“It’s no doubt a reflection of the terrible loss of business they experienced earlier this year,” Harteveldt said. “This slow payment to the hosts concerns me because inevitably some of these hosts are going to choose to put less of their inventory on Airbnb.”
A month before the technical issue that Airbnb said came up in August, multiple hosts told CNBC about late and missed payments.
Kyler Clark, a host in Nashville, Tennessee, was among them. He said he was missing a $235 payment. Clark called Airbnb’s host support and waited on hold for an hour without anything being resolved. He also messaged Airbnb about the missing payment and received an automated response. When he told Airbnb he was speaking with a reporter, the company finally took action, he said.

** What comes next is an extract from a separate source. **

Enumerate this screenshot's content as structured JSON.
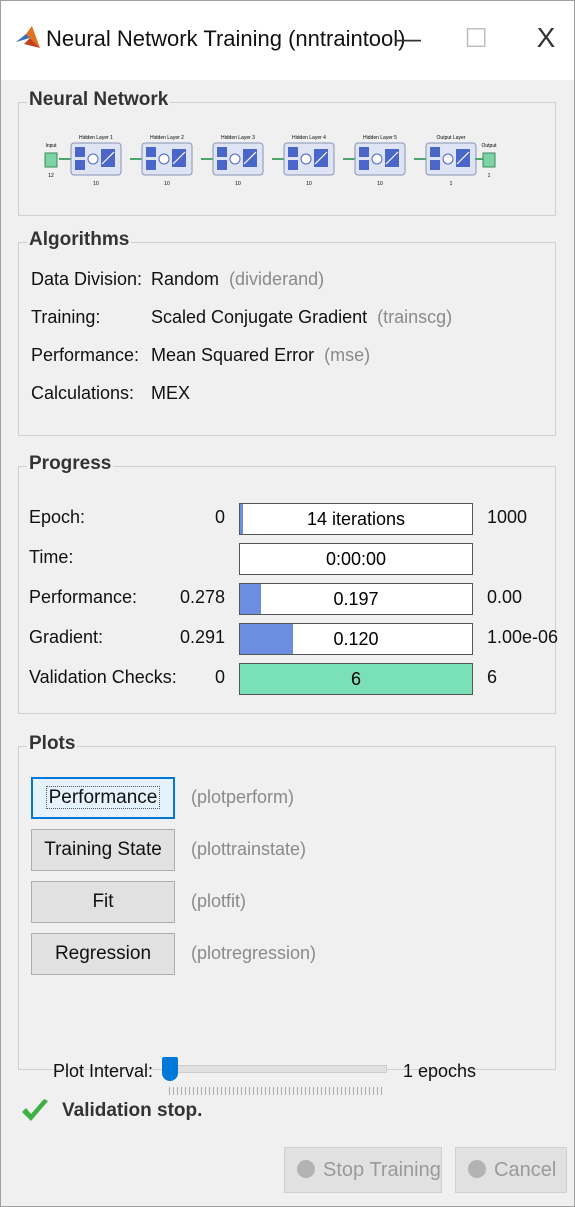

Clark said the amount he was due “wasn’t a lot, but if you do that to every host on the platform at one time, that’s a lot of money.”
In addition to Clark, other hosts said they finally received payments after CNBC brought them up the with company. Similar to its statement last week, Airbnb said in July that there was a technical glitch.
‘It’s a big deal’
“This week, we discovered and quickly resolved a minor technical issue affecting approximately 2% of host payouts over less than a week,” an Airbnb spokesman told CNBC at the time. “All payouts to impacted hosts are complete or in process.”
The company spokesman said there are other reasons why a host may not receive payment for a visit, though he didn’t say if they applied to these hosts. For example, Airbnb says it’s required to hold funds if it doesn’t receive “valid and verified ID” within 30 days of notifying hosts that they must provide proof of identity, the spokesman said.
Kelly Aplin in Brooklyn has been an Airbnb host since 2017. She became much more dependent on her property in upstate New York after she lost her job and her husband’s live entertainment business was hurt by the coronavirus. Aplin said she’s missing a payment of $1,983 from a guest’s stay on July 17.
“We’ve lost most of our income this year, so it’s a big deal,” Aplin said. “I might not feel comfortable renting through Airbnb going forward if we’re going to have to harass them to get paid with no response.”
After being contacted by CNBC, Airbnb issued Aplin her missing payment, she said.
The problem isn’t limited to the U.S.
Christina Strutt, who has a property in Somerset, England, said she’s complained to Airbnb about four missed payments from the company. Strutt said Airbnb owed her £1,300, or more than $1,700.
“I’m quite upset because I don’t like big people bullying little people,” she said. “It’s just frustrating when they don’t get back to you and brush you off with excuses.”
Soon after CNBC told the company about Strutt, she received her payment.